▶ STUDY MATERIAL:
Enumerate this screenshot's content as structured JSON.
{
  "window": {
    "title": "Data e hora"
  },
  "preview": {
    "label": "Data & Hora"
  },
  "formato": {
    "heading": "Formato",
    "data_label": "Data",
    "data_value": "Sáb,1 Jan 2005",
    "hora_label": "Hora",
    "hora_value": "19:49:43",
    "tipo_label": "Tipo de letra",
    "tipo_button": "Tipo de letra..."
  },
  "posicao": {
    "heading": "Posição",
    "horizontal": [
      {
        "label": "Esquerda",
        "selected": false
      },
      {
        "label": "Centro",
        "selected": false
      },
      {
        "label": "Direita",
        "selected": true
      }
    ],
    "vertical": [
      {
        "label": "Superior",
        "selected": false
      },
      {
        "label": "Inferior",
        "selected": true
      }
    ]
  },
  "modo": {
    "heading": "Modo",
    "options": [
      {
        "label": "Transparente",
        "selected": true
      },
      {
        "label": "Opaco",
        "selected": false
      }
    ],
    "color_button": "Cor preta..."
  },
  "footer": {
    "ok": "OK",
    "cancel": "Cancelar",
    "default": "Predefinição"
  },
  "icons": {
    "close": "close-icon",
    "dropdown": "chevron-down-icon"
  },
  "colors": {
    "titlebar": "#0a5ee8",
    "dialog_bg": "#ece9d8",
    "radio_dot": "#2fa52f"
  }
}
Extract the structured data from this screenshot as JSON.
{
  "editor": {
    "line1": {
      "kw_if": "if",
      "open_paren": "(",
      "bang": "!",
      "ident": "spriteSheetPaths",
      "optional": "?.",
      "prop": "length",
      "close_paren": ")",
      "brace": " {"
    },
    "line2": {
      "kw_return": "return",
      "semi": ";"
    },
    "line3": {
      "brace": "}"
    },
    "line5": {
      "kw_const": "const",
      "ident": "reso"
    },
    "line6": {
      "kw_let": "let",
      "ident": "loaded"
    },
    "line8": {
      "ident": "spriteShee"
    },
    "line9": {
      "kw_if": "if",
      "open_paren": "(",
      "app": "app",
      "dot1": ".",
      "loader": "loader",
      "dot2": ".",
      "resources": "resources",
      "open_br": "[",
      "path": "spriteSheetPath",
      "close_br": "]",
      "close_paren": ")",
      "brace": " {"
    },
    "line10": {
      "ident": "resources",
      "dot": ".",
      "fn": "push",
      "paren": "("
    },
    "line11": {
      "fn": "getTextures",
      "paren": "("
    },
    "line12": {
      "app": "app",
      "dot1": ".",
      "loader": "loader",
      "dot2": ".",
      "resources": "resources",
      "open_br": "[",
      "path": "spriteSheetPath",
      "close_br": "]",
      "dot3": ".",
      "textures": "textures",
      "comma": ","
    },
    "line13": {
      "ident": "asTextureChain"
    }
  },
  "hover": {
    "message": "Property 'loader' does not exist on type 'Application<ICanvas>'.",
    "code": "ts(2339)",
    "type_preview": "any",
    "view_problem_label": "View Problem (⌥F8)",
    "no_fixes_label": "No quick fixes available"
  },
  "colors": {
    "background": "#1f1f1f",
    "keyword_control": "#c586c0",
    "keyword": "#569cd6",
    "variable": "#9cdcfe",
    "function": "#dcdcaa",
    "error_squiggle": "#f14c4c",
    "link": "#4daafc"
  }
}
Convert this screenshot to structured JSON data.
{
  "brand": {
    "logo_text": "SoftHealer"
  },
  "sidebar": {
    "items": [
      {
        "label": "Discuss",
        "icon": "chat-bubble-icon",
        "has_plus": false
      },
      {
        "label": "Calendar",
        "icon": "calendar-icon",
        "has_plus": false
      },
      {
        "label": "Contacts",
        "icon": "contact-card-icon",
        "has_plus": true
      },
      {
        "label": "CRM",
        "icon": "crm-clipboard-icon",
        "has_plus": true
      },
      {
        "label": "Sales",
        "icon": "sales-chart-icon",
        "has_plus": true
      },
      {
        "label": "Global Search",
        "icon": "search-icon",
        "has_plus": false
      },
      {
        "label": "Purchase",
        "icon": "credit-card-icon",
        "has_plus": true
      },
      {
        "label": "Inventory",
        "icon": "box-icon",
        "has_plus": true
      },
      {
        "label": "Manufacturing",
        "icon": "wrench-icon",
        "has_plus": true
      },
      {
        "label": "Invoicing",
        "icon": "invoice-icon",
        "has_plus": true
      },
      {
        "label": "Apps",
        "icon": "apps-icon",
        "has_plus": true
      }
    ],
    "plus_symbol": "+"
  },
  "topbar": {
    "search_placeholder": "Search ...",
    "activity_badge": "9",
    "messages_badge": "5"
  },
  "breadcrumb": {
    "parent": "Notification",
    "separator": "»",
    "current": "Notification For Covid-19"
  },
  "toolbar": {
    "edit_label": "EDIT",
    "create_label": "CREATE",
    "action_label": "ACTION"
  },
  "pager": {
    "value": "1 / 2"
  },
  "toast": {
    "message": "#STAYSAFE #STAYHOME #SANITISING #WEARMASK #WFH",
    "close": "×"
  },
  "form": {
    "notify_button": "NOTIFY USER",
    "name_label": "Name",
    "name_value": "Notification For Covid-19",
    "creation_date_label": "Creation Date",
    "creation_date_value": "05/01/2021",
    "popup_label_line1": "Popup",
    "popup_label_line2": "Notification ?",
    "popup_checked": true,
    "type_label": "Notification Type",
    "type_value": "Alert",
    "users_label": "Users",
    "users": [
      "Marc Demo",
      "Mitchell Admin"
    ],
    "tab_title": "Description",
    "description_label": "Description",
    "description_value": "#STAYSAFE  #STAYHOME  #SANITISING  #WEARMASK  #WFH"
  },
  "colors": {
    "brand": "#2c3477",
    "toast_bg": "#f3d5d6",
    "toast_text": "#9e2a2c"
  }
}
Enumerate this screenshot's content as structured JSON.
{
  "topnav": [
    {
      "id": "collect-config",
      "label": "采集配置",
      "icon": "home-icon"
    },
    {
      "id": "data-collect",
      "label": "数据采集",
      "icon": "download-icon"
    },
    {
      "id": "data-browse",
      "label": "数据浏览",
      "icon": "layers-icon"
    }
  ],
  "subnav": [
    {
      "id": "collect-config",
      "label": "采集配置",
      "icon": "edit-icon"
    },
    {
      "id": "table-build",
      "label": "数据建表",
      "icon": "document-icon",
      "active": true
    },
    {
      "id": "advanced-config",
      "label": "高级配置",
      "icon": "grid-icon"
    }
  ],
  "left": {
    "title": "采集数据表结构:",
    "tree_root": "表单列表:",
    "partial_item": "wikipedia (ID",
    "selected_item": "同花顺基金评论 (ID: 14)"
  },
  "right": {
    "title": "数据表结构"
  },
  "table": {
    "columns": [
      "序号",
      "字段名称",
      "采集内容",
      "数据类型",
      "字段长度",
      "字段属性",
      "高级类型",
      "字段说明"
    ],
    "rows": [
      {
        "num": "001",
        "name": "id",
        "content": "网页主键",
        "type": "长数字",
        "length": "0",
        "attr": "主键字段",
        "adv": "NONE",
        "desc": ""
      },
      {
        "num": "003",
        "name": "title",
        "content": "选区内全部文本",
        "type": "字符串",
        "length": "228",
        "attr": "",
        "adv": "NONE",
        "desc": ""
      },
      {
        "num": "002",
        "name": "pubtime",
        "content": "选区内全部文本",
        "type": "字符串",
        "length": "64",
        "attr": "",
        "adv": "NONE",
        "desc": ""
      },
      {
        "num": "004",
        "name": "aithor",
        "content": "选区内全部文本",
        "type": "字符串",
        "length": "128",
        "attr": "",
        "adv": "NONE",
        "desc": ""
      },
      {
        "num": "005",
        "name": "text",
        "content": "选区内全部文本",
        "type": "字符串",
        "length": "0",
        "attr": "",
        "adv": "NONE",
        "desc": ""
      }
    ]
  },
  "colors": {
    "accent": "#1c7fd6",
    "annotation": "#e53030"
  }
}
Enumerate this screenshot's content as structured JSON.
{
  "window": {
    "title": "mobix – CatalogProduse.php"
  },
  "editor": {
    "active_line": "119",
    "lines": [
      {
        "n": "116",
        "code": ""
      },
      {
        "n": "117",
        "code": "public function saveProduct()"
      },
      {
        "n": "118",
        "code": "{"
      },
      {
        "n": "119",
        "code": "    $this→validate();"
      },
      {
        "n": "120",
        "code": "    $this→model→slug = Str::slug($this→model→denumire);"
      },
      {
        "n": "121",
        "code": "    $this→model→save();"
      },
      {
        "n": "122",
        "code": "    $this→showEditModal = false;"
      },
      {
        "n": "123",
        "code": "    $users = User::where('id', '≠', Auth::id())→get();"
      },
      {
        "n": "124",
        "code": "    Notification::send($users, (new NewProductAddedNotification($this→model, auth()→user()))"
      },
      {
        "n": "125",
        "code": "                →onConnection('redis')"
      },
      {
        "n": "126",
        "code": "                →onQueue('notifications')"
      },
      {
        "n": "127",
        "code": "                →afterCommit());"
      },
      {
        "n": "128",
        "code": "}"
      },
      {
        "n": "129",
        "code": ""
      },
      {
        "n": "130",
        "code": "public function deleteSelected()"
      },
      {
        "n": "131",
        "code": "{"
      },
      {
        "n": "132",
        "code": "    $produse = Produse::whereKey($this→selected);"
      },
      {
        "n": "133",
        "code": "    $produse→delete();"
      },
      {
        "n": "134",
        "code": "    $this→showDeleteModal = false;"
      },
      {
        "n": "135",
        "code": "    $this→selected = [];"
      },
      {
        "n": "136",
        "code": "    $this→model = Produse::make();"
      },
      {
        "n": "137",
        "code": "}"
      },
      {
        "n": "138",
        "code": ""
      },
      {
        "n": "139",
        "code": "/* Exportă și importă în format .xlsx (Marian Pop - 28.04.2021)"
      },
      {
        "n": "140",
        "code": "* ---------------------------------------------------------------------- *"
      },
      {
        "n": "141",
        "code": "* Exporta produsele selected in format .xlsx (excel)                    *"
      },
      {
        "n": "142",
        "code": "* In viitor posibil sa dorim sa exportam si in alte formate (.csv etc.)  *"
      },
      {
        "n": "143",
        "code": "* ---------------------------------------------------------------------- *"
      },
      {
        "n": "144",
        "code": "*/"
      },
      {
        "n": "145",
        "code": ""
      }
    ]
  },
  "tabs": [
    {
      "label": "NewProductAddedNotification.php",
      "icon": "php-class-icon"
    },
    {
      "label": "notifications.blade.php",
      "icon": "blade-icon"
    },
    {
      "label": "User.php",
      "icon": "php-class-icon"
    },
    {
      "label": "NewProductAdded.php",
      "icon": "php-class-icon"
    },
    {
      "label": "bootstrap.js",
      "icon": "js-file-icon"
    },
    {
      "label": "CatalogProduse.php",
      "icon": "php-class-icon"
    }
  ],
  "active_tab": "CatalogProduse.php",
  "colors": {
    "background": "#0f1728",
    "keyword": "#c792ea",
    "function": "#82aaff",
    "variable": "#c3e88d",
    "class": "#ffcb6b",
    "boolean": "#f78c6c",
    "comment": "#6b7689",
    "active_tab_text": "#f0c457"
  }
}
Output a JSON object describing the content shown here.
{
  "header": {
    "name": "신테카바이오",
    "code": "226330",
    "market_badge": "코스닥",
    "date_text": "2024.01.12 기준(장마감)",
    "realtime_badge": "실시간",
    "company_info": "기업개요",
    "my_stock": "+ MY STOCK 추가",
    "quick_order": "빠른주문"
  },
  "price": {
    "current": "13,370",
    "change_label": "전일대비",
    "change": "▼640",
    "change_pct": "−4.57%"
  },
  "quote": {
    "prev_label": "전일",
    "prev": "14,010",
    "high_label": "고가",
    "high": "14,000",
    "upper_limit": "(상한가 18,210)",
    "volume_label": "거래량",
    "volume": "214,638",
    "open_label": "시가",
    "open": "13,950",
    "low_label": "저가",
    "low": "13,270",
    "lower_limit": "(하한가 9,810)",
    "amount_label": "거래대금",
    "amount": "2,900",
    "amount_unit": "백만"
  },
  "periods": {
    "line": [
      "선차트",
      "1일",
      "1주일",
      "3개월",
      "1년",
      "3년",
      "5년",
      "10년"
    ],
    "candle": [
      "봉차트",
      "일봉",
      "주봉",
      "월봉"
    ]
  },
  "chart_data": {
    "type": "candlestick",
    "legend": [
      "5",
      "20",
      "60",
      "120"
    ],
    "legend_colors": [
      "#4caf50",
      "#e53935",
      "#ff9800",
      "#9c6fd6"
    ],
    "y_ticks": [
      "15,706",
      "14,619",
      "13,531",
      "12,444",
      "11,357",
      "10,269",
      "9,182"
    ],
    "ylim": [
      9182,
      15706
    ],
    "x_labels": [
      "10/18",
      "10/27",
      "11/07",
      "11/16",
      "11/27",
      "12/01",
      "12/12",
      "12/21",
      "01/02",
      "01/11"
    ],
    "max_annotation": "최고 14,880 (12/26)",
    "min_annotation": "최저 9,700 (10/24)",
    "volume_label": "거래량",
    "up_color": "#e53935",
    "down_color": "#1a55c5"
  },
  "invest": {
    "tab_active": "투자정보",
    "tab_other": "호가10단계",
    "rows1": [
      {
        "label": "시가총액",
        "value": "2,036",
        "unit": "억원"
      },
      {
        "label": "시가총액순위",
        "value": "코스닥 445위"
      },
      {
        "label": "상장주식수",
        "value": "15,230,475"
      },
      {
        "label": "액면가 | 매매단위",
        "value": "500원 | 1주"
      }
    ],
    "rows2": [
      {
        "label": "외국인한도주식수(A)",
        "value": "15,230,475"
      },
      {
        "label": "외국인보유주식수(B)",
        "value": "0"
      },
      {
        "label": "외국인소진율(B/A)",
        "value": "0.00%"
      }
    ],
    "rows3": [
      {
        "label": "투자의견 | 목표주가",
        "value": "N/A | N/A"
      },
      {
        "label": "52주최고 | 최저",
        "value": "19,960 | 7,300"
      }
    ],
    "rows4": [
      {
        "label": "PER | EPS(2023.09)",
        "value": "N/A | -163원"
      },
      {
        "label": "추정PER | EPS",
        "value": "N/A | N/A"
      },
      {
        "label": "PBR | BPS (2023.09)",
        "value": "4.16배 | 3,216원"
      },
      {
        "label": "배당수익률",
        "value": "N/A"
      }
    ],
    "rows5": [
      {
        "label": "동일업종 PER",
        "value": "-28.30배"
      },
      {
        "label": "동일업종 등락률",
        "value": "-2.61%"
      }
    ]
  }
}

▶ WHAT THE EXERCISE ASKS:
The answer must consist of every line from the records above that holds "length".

▶ TASK SOLUTION:
      "prop": "length",
        "length": "0",
        "length": "228",
        "length": "64",
        "length": "128",
        "length": "0",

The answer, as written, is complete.